__What this task involves__: Retype the whole listing verbatim and keep the pictures out of it.

--- Supplied records ---

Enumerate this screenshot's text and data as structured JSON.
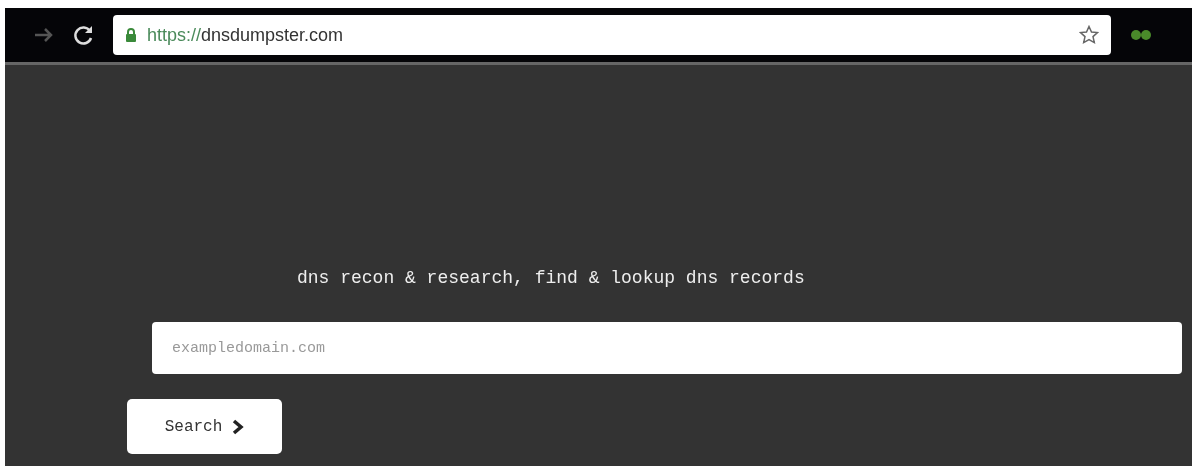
{
  "browser": {
    "url_scheme": "https://",
    "url_host": "dnsdumpster.com"
  },
  "page": {
    "tagline": "dns recon & research, find & lookup dns records",
    "search": {
      "placeholder": "exampledomain.com"
    },
    "button": "Search"
  }
}
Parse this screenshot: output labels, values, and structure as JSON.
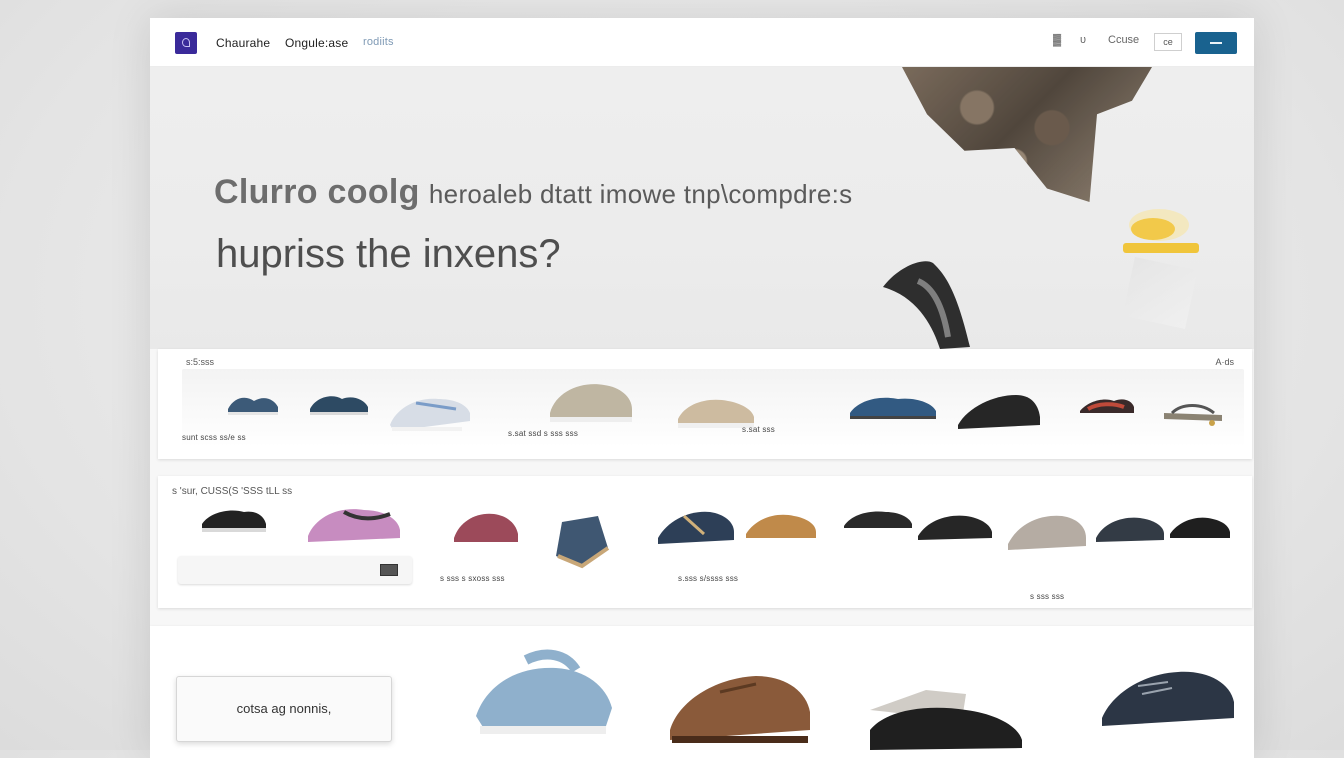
{
  "nav": {
    "links": [
      "Chaurahe",
      "Ongule:ase",
      "rodiits"
    ],
    "util": [
      "▓",
      "ᴜ",
      "Ccuse"
    ],
    "box_label": "ce"
  },
  "hero": {
    "line1_bold": "Clurro coolg",
    "line1_rest": "heroaleb dtatt imowe tnp\\compdre:s",
    "line2": "hupriss the inxens?"
  },
  "panel1": {
    "label_left": "s:5:sss",
    "label_right": "A·ds",
    "captions": [
      "sunt scss ss/e ss",
      "s.sat ssd s sss sss",
      "s.sat sss"
    ]
  },
  "panel2": {
    "heading": "s 'sur, CUSS(S 'SSS tLL ss",
    "captions": [
      "s sss s sxoss sss",
      "s.sss s/ssss sss",
      "s sss sss"
    ]
  },
  "panel3": {
    "box_label": "cotsa ag nonnis,"
  },
  "colors": {
    "accent": "#19628f",
    "logo": "#3a2a9a"
  }
}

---

__Problem solution__:
Enumerate this screenshot's text and data as structured JSON.
{
  "browser": {
    "url_scheme": "https://",
    "url_host": "dnsdumpster.com"
  },
  "page": {
    "tagline": "dns recon & research, find & lookup dns records",
    "search": {
      "placeholder": "exampledomain.com"
    },
    "button": "Search"
  }
}
Parse this screenshot: output labels, values, and structure as JSON.
{
  "nav": {
    "links": [
      "Chaurahe",
      "Ongule:ase",
      "rodiits"
    ],
    "util": [
      "▓",
      "ᴜ",
      "Ccuse"
    ],
    "box_label": "ce"
  },
  "hero": {
    "line1_bold": "Clurro coolg",
    "line1_rest": "heroaleb dtatt imowe tnp\\compdre:s",
    "line2": "hupriss the inxens?"
  },
  "panel1": {
    "label_left": "s:5:sss",
    "label_right": "A·ds",
    "captions": [
      "sunt scss ss/e ss",
      "s.sat ssd s sss sss",
      "s.sat sss"
    ]
  },
  "panel2": {
    "heading": "s 'sur, CUSS(S 'SSS tLL ss",
    "captions": [
      "s sss s sxoss sss",
      "s.sss s/ssss sss",
      "s sss sss"
    ]
  },
  "panel3": {
    "box_label": "cotsa ag nonnis,"
  },
  "colors": {
    "accent": "#19628f",
    "logo": "#3a2a9a"
  }
}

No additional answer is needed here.